Molecular transport through capillaries made with atomic-scale precision
Authors: B. Radha, A. Esfandiar, F. C. Wang, A. P. Rooney, K. Gopinadhan, A. Keerthi, A. Mishchenko, A. Janardanan, P. Blake, L. Fumagalli, M. Lozada-Hidalgo, S. Garaj, S. J. Haigh, I. V. Grigorieva, H. A. Wu, A. K. Geim
Publication Date: 06 September, 2016
Unexpectedly fast flow through nanocapillaries
Water transport is fundamental to life on earth and to a vast number of industrial applications including desalination, healthcare and drug delivery. In particular, the movement of water through nanometre sized channels is an essential step in many such processes but there is still great controversy over its behaviour when confined at the nanometre scale. Traditional transport studies based on lithographically processed structures suffer from problems due to surface roughness, which makes it challenging to produce capillaries with precisely controlled dimensions at this spatial scale. Now researchers at the University of Manchester have overcome these limitations by fabrication of the first narrow and smooth capillaries through graphite. These structures can be viewed as if individual atomic planes had been removed from a bulk crystal to leave behind flat voids of a height chosen with atomic precision.
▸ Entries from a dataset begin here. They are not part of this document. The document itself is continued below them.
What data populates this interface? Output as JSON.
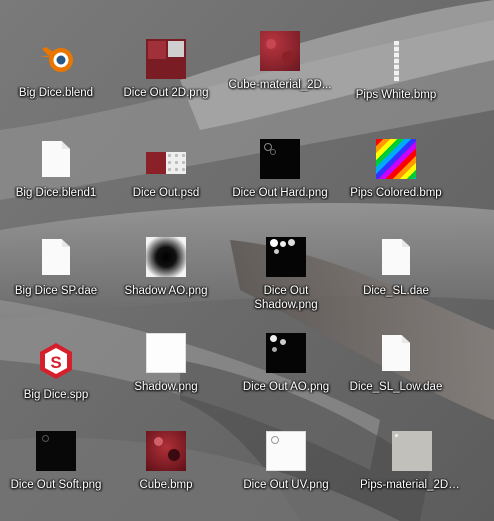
{
  "icons": [
    {
      "label": "Big Dice.blend",
      "icon": "blender-icon"
    },
    {
      "label": "Dice Out 2D.png",
      "icon": "image-thumbnail-icon"
    },
    {
      "label": "Cube-material_2D...",
      "icon": "image-thumbnail-icon"
    },
    {
      "label": "Pips White.bmp",
      "icon": "image-thumbnail-icon"
    },
    {
      "label": "Big Dice.blend1",
      "icon": "document-icon"
    },
    {
      "label": "Dice Out.psd",
      "icon": "image-thumbnail-icon"
    },
    {
      "label": "Dice Out Hard.png",
      "icon": "image-thumbnail-icon"
    },
    {
      "label": "Pips Colored.bmp",
      "icon": "image-thumbnail-icon"
    },
    {
      "label": "Big Dice SP.dae",
      "icon": "document-icon"
    },
    {
      "label": "Shadow AO.png",
      "icon": "image-thumbnail-icon"
    },
    {
      "label": "Dice Out Shadow.png",
      "icon": "image-thumbnail-icon"
    },
    {
      "label": "Dice_SL.dae",
      "icon": "document-icon"
    },
    {
      "label": "Big Dice.spp",
      "icon": "substance-painter-icon"
    },
    {
      "label": "Shadow.png",
      "icon": "image-thumbnail-icon"
    },
    {
      "label": "Dice Out AO.png",
      "icon": "image-thumbnail-icon"
    },
    {
      "label": "Dice_SL_Low.dae",
      "icon": "document-icon"
    },
    {
      "label": "Dice Out Soft.png",
      "icon": "image-thumbnail-icon"
    },
    {
      "label": "Cube.bmp",
      "icon": "image-thumbnail-icon"
    },
    {
      "label": "Dice Out UV.png",
      "icon": "image-thumbnail-icon"
    },
    {
      "label": "Pips-material_2D_...",
      "icon": "image-thumbnail-icon"
    }
  ],
  "colors": {
    "label_text": "#ffffff",
    "substance_red": "#d61f2c",
    "blender_orange": "#ea7600",
    "blender_blue": "#265787"
  }
}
Water transport through the channels, ranging in height from one to several dozen atomic planes, is characterized by unexpectedly fast flow (up to 1 metre per second) that is attributed to high capillary pressures (about 1,000 bar) and large slip lengths. For channels that accommodate only a few layers of water, the flow exhibits a marked enhancement that is associated with an increased structural order in nanoconfined water. The work opens up a new route to making capillaries and cavities with sizes tunable to sub-nanometre precision.